The woman would not disclose her rationale for not getting the vaccine. “I don't ... have to explain why I don’t want to be vaccinated, it's my choice under the Bill of Rights.”
Matters came to a head at a meeting on Thursday. Management said the nature of her position meant it was not possible to modify her role to reduce her exposure to Covid-19, according to a letter sent the following day terminating her employment. “We also advised you that Customs has been searching for internal redeployment opportunities for you, none were available in the [...] region, but Customs is looking for external redeployment opportunities through the Public Services Commission's Workforce Mobility Hub,” the letter said.
The woman is supported by Christchurch employment law advocate Ashleigh Fechney. Fechney said at the meeting Customs was in effect going through a redundancy process, that there was insufficient health and safety risk or legal basis to require mandatory vaccination for her position, and that Customs had not followed a fair process.
The agency disagreed. "The roles are ongoing and we will recruit into them,” the letter said. “Given the matters we discussed at the meeting, including the reasons why Customs requires your position to be performed by a vaccinated person, the Government's requirement that non-vaccinated border workers stop working in those positions by May 1, and the absence of suitable redeployment opportunities, we advised that Customs had decided to terminate your employment as proposed. “Please treat this letter as formal notice of termination of your employment in accordance with Part 9 of your Employment Agreement.”
She was not required to work out her notice and will be paid for those four weeks as a lump sum in her final pay. The woman said she was frustrated and disappointed. “I just feel undervalued.

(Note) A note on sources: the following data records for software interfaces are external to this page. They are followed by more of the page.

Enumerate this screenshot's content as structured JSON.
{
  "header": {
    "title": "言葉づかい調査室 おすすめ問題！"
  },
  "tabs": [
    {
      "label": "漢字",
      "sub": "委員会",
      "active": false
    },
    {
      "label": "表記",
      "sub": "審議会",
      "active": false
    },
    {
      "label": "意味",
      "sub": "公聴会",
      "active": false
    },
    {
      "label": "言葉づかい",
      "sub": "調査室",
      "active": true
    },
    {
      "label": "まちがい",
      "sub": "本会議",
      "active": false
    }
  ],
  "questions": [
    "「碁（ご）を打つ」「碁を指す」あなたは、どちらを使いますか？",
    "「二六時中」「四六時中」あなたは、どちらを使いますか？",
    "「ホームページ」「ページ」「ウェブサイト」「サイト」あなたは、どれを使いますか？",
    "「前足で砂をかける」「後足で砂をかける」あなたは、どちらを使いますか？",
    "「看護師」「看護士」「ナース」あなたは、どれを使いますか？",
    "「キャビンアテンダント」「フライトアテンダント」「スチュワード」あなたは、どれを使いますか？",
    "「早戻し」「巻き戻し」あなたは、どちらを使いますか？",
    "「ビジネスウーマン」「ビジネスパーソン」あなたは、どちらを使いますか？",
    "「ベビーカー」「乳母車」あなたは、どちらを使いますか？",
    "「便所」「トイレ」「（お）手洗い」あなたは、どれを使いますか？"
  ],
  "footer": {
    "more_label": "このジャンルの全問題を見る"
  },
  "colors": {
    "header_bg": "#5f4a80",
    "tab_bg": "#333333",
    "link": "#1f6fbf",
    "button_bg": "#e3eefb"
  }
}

It’s been very, very unpleasant, very unprofessional, and it’s devastating.”
Fechney, who is advocating for several other Customs workers in a similar situation, said the Government should be paying the sacked workers compassionate compensation. “If you're going to terminate, at least do it in a redundancy setting,” she said. “They gave up their own health and safety to protect the borders.”

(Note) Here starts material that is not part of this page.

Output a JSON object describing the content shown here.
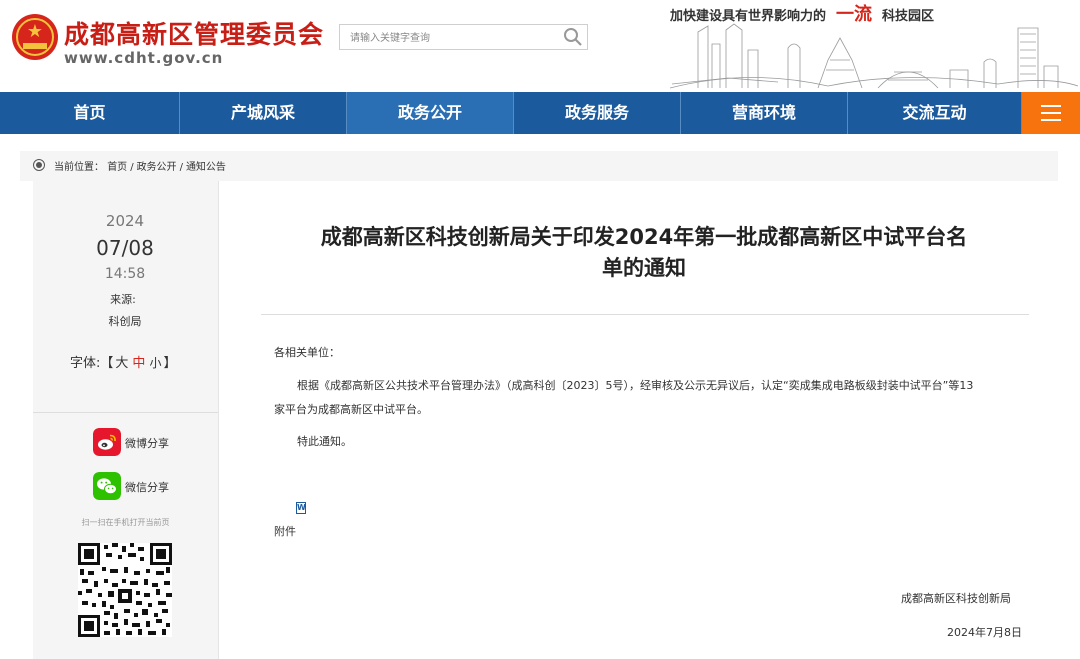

The worker was also given the option of remaining employed for four weeks while Customs searched for suitable jobs at other government agencies, such as Corrections. “None of my
clients were interested in that,” Fechney said. “There's a big difference between working in Corrections and working in Customs.”
Fechney said her clients were also irked that their certificates of service said they had resigned from their roles. “It makes it feel like it is their choice to leave, but it’s not their choice.” Customs people and capability deputy chief executive Jacinda Funnell said they would change the certificates of service if asked.
She confirmed nine Customs employees, including the four at the provincial port, had their contracts terminated because they were unvaccinated. Over 95 per cent of Customs staff have had their first dose and more than 85 per cent the second dose, she said.
“We’ve been able to redeploy most of the people who haven’t been vaccinated," she said. “There was just a very small number who we simply weren't able to find redeployment options within Customs for. We did attempt to work with them to find them roles in other organisations.”
If they made the workers redundant they would be legally unable to replace them, she said. Funnell rejected comments by Fechney and the workers that communication and consultation was lacking. “I think that we have put a lot of effort into consulting with people. Senior managers have travelled to all of these ports to talk to staff, we have run many, many sessions online and in person with staff, they’ve had opportunities to talk to their managers.”